Code Smell 78 - Callback Hell

Subscribe to my newsletter and never miss my upcoming articles

Listen to this article

Processing an algorithm as a sequence of nested callbacks is not clever.

TL;DR: Don't process calls in a callback way. Write a sequence.

Problems

  • Readability

  • Hard to debug.

  • Complexity

Solutions

  1. Change callbacks to sequence calls.

  2. Extract repeated Code

  3. Refactor.

Sample Code

Wrong

var fs = require('fs');

var fileWithData = '/hello.world';  
fs.readFile(fileWithData, 'utf8', function(err, txt) {  
    if (err) return console.log(err);

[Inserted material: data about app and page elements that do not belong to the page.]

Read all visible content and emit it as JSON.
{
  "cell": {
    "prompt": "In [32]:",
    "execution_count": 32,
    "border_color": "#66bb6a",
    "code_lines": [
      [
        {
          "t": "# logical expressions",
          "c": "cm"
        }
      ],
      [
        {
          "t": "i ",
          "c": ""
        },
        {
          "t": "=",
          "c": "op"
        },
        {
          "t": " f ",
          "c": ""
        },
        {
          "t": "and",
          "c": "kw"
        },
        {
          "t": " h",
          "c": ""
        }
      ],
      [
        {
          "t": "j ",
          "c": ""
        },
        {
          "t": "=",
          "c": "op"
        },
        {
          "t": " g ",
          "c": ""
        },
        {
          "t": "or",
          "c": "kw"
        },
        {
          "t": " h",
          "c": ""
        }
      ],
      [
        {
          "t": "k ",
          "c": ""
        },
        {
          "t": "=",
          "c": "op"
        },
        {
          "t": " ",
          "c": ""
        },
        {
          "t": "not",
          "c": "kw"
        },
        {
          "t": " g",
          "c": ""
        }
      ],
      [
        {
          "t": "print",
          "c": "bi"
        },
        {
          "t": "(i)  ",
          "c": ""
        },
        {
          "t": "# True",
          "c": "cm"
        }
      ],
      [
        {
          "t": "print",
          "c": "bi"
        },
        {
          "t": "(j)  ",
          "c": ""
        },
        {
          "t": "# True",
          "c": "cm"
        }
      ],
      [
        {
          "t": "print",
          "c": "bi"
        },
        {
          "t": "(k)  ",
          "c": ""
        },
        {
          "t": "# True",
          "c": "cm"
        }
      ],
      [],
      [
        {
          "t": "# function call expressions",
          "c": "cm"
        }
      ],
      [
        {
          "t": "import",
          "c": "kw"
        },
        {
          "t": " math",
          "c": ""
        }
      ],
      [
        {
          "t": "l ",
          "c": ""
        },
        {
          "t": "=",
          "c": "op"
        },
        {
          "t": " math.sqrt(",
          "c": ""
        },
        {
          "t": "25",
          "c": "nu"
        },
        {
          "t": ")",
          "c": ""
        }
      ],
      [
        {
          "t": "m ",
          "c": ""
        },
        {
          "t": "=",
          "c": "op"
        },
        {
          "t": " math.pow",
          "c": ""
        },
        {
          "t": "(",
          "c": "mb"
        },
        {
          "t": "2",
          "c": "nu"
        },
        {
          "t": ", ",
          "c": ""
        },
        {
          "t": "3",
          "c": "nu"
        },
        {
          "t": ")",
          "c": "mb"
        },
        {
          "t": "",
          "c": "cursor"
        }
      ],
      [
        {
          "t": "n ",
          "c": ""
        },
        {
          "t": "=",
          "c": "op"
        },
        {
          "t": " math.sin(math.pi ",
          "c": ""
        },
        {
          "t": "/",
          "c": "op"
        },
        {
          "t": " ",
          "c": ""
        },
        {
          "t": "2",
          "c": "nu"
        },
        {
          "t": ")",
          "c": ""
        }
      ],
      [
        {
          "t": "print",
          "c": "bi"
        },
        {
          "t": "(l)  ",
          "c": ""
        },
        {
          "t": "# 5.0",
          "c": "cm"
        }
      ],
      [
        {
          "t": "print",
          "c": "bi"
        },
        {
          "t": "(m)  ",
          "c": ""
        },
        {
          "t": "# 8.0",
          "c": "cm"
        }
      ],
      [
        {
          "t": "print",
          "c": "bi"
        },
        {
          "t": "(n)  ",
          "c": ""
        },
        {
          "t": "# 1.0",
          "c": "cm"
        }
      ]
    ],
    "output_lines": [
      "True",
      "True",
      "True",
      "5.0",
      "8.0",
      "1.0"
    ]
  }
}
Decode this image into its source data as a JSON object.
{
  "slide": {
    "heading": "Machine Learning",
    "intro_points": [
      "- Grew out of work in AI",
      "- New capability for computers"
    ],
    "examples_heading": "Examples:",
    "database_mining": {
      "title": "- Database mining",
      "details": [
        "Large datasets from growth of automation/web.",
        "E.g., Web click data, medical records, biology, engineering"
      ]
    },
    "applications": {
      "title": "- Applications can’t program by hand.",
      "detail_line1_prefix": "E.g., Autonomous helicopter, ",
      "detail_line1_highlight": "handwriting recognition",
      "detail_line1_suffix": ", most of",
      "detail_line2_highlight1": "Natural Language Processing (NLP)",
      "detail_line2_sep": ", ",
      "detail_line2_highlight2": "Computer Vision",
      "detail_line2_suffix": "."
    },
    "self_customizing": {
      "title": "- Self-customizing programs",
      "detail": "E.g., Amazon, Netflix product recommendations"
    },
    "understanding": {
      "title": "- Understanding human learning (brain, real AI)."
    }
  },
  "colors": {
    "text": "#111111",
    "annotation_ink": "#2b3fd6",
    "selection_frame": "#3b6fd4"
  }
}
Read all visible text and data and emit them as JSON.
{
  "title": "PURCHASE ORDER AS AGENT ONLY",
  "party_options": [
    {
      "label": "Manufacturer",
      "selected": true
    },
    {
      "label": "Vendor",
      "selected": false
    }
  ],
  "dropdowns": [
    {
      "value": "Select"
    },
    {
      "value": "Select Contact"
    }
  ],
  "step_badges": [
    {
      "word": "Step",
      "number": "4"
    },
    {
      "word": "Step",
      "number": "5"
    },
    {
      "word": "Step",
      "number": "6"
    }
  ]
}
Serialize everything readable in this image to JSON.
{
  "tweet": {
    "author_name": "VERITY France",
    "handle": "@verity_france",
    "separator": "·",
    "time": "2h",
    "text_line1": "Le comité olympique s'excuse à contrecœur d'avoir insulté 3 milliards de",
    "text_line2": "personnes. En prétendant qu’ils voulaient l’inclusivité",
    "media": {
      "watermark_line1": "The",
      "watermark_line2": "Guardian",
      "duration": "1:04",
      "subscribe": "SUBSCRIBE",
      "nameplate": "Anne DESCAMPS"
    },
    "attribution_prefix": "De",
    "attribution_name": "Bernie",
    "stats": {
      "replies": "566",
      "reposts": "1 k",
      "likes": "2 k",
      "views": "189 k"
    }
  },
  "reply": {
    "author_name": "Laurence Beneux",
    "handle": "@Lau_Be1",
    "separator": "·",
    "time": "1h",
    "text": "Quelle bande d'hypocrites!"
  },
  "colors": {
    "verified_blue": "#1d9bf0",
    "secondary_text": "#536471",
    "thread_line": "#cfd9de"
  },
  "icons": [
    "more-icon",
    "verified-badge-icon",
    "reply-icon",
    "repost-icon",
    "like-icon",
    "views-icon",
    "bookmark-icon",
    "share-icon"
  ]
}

    txt = txt + '\n' + 'Add Data!';
    fs.writeFile(fileWithData, txt, function(err) {
        if(err) return console.log(err);
        console.log('Information added');
    });
});
var fs = require('fs');

function logTextWasAdded(err) {  
    if(err) return console.log(err);
    console.log('Information added');
};

function addData(error, actualText) {  
    if (error) return console.log(error);

    actualText = actualText + '\n' + 'Add data';
    fs.writeFile(fileWithData, actualText, logTextWasAdded);
}

var fileWithData = 'hello.world';  
fs.readFile(fileWithData, 'utf8', addData);

Detection

This problem shines at the naked eye. Many linters can detect this complexity and warn us.

Tags

  • Readability

  • Complexity

Conclusion

Callback Hell is a very common problem in programming languages with futures or promises.

Callbacks are added in an incremental way. There's no much mess at the beginning.

Complexity without refactoring makes them hard to read and debug.

Relations


There are two ways to write code: write code so simple there are obviously no bugs in it, or write code so complex that there are no obvious bugs in it.

Tony Hoare


This article is part of the CodeSmell Series.

No Comments Yet